▸ Task statement
The copy has to match the data exactly and leave out every picture.
----- Provided entries
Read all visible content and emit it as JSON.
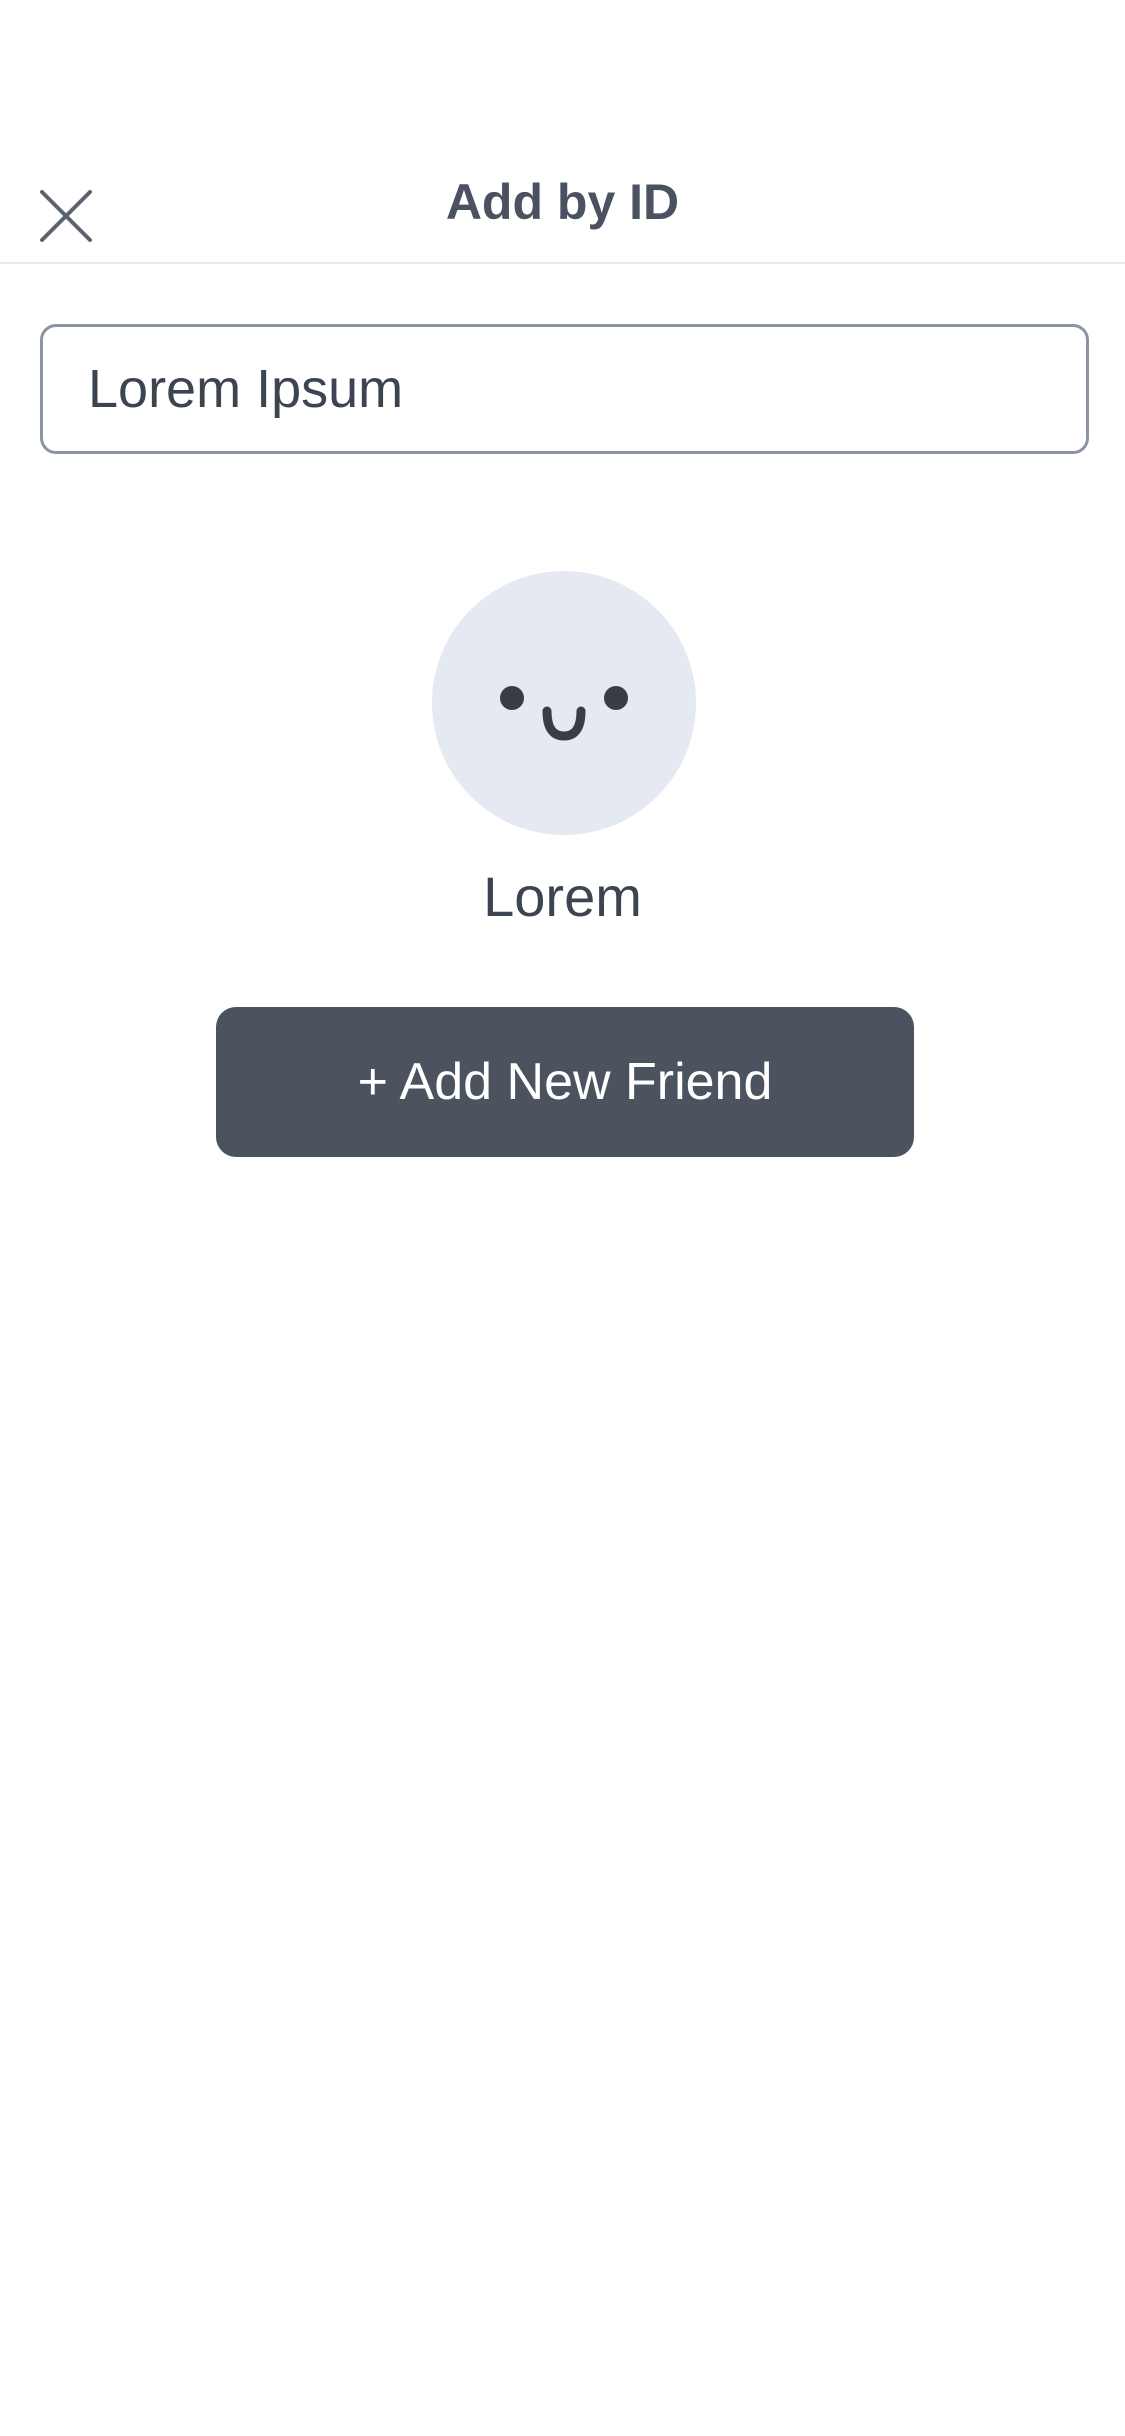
{
  "header": {
    "title": "Add by ID",
    "close_icon": "close-icon"
  },
  "search": {
    "value": "Lorem Ipsum",
    "placeholder": ""
  },
  "result": {
    "avatar_icon": "smiley-face-icon",
    "name": "Lorem"
  },
  "actions": {
    "add_friend_label": "+ Add New Friend"
  },
  "colors": {
    "text": "#3d4451",
    "title": "#4a5260",
    "input_border": "#8a94a3",
    "avatar_bg": "#e5e9f2",
    "button_bg": "#4b535f",
    "button_text": "#ffffff",
    "divider": "#e8eaee"
  }
}
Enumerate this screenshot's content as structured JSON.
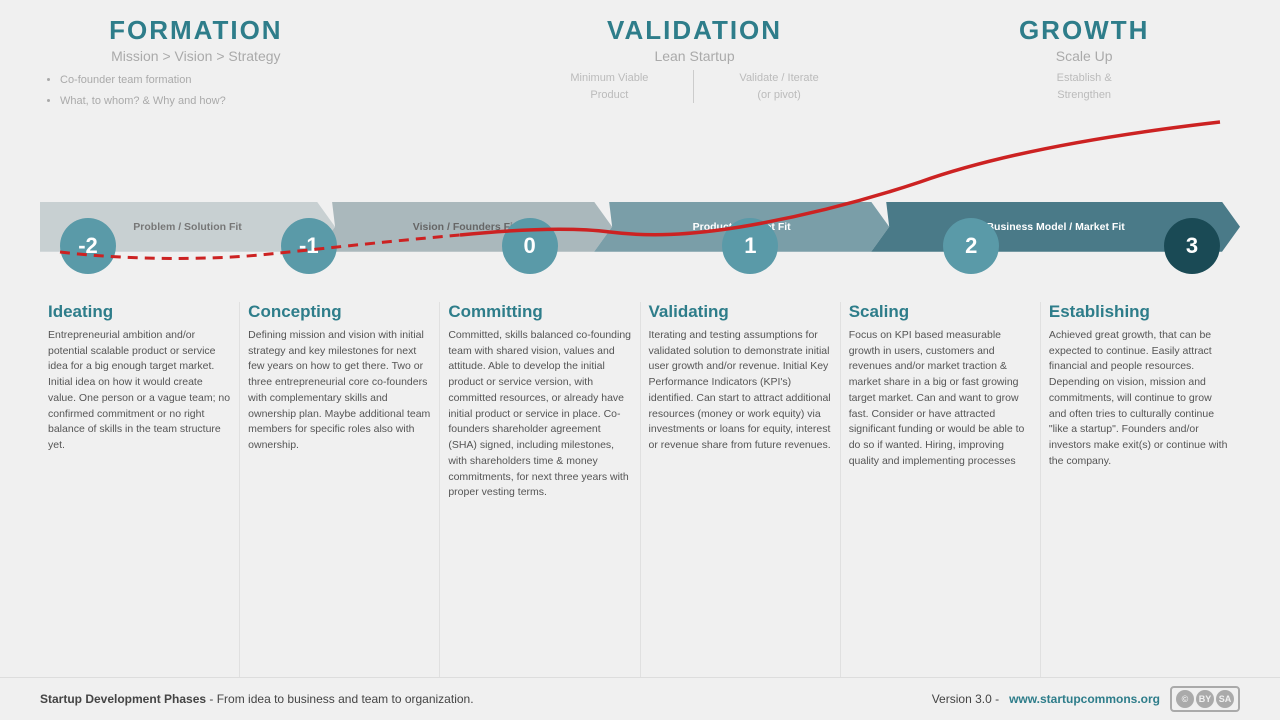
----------
▸ Response to the task
Read all visible content and emit it as JSON.
{
  "header": {
    "title": "Add by ID",
    "close_icon": "close-icon"
  },
  "search": {
    "value": "Lorem Ipsum",
    "placeholder": ""
  },
  "result": {
    "avatar_icon": "smiley-face-icon",
    "name": "Lorem"
  },
  "actions": {
    "add_friend_label": "+ Add New Friend"
  },
  "colors": {
    "text": "#3d4451",
    "title": "#4a5260",
    "input_border": "#8a94a3",
    "avatar_bg": "#e5e9f2",
    "button_bg": "#4b535f",
    "button_text": "#ffffff",
    "divider": "#e8eaee"
  }
}
Enumerate this screenshot's content as structured JSON.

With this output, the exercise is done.